Less than two months ago, one of us texted the other out of the blue: “What if Theo was our Class Day speaker?”
We agreed that Theo Epstein ’95 would be a fantastic choice. Here was a Yale alumnus unmatched in his field, an innovator in a game marked by tradition and perhaps the single most important factor in ending a combined 194 cursed years for two cities — one of which had celebrated its World Series victory just months earlier.
At the time, we were merely talking as sports fans, excited about the role played by a fellow Yalie — and fellow former sports editor of the News — in the recent history of a game we love. For one of us, Epstein’s story inspired us to begin writing for this paper. For the other, Epstein’s accomplishments in the 2004 Red Sox World Series forever changed what it meant to be a Boston sports fan. Epstein is a role model for both of us, and having him speak at our graduation would have been the perfect way to cap our Yale experiences.

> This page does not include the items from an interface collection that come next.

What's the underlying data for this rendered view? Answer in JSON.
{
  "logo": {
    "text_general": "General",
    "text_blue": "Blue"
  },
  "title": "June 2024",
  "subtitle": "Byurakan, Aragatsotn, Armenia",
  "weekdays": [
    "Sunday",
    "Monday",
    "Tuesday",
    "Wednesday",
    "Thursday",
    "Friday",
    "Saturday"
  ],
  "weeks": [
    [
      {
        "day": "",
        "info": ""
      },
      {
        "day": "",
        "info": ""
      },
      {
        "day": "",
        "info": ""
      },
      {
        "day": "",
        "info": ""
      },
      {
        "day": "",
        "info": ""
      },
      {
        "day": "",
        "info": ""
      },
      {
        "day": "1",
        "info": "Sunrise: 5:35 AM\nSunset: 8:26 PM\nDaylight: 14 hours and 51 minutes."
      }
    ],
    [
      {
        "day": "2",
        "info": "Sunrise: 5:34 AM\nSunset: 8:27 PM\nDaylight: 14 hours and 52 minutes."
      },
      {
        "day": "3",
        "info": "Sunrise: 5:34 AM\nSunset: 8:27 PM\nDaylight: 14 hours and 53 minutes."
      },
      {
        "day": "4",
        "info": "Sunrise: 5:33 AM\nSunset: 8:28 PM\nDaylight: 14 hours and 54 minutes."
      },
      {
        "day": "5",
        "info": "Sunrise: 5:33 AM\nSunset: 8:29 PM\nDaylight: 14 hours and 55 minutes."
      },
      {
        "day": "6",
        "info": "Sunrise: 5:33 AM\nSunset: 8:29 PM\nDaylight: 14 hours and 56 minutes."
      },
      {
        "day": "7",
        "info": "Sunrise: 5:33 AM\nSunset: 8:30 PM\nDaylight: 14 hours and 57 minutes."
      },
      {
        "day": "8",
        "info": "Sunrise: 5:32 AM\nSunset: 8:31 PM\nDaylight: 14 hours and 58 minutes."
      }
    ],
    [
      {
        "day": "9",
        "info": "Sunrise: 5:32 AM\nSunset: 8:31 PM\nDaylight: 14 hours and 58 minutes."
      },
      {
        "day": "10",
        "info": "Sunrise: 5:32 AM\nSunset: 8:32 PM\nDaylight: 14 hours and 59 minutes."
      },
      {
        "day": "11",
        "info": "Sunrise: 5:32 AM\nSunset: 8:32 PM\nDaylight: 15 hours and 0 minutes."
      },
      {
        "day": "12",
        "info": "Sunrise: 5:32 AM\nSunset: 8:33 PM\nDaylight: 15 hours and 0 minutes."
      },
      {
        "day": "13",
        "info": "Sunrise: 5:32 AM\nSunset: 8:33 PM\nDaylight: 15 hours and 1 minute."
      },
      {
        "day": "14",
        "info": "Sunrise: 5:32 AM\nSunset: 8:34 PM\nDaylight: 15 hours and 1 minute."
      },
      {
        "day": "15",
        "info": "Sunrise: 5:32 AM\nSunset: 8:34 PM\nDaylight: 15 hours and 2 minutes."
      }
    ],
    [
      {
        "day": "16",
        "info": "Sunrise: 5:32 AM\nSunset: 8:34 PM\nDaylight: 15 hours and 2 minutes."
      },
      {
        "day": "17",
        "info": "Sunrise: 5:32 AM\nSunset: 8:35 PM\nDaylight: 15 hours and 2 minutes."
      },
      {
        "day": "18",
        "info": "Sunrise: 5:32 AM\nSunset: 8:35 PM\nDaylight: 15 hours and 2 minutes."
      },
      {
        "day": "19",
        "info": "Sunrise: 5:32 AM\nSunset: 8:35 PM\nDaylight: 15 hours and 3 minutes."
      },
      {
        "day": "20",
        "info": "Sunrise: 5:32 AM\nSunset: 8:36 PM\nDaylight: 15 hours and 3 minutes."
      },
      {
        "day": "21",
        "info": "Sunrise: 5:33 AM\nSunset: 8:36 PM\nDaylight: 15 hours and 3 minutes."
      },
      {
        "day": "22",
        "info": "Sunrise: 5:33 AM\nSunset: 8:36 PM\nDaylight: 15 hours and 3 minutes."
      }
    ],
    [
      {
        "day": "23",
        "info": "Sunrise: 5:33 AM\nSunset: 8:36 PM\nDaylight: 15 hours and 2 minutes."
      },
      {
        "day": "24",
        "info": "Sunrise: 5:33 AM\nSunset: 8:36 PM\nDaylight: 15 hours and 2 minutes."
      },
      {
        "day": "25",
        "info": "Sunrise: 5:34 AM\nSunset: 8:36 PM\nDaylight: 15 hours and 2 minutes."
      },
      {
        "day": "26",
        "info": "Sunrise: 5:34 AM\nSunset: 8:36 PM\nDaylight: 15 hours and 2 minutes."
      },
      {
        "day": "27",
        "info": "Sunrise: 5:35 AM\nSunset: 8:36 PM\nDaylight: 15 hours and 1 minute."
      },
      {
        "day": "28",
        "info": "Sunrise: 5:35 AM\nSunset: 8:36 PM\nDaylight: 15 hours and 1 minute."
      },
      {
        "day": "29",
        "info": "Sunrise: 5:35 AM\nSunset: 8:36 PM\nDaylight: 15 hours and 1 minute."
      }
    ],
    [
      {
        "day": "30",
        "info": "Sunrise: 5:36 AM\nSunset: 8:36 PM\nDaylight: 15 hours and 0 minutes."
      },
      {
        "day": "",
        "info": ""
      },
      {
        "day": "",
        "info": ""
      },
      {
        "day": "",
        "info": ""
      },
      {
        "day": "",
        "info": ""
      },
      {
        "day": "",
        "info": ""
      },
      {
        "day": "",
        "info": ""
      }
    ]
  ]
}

Despite our hopes, we, like many other Yale students, were not expecting to have a sports figure speak at Class Day. In a time marked by divisive political turmoil, we anticipated someone like the past three Class Day speakers, all of whom have spent the majority of their careers in government.
Needless to say, Sunday afternoon’s announcement that Epstein would in fact be our Class Day speaker surprised us. To many outside Yale, Epstein is first and foremost a baseball icon; to many on this campus, his accomplished career as a sports executive does not seem entirely relatable.
But Epstein’s story can offer more inspiration and guidance than most “traditional” Class Day speakers could, even for those with no attachment to baseball.
Since stepping on Yale’s campus in the early 1990s, Epstein has unabashedly followed his passion. As a student, he probably didn’t think of the fortune that comes with being a premier baseball executive, and it’s unlikely he planned on becoming a hero to baseball fans. He certainly wasn’t trying to change the world.
Instead, Epstein simply did what he loved. As a teenager, he told his friends that he would one day be the general manager of his hometown Boston Red Sox. For the next decade, Epstein devoted himself to getting there. At Yale, he worked as an intern for the Baltimore Orioles for three summers and majored in American Studies writing essays on baseball. After graduating, Epstein worked 70 hours a week with the San Diego Padres while simultaneously earning his law degree to gain a leg up in contract negotiations with players. Even before “Moneyball” glorified baseball management, Epstein was staying true to his dreams.
And in the end, Epstein has done what he loves better than anyone who came before him, bucking the conventional wisdom of what has always been a very traditional sport. Epstein — who became the youngest general manager in baseball history at the age of 28 — is credited as one of the early adapters of analytics in baseball, redefining the way all MLB front offices evaluate players. Using both a data-driven mind and a down-to-earth personality, Epstein delivered the unthinkable not once, but twice, when he led both the Red Sox and most recently the Cubs to World Series titles. His actions united entire cities and moved grandparents to tears of joy. In this sense, hard work toward a passion can have a serendipitous multiplier effect.
Epstein’s story is a lesson for Yalies of all interests and backgrounds, whether they’ve heard of the Bambino and the Billy Goat or not. When we examine the careers of Yale alumni, what better qualities are there than supreme dedication to one’s craft, an innovative approach to old ideas and an ability to deeply and positively impact millions?
Class Day will likely be a special day for the both of us, as it would for anyone with the chance to listen to a like-minded inspiration. But Class Day is meant to celebrate and motivate all 1,300-plus graduates and serve as one final nudge forward while we are still surrounded by our peers and loved ones. We believe Epstein can deliver — just ask anyone from Boston or Chicago.
James Badas is a senior in Grace Hopper College. Greg Cameron is a senior in Saybrook College. Both formerly served as Sports Editors for the News. Contact them at email@example.com and firstname.lastname@example.org .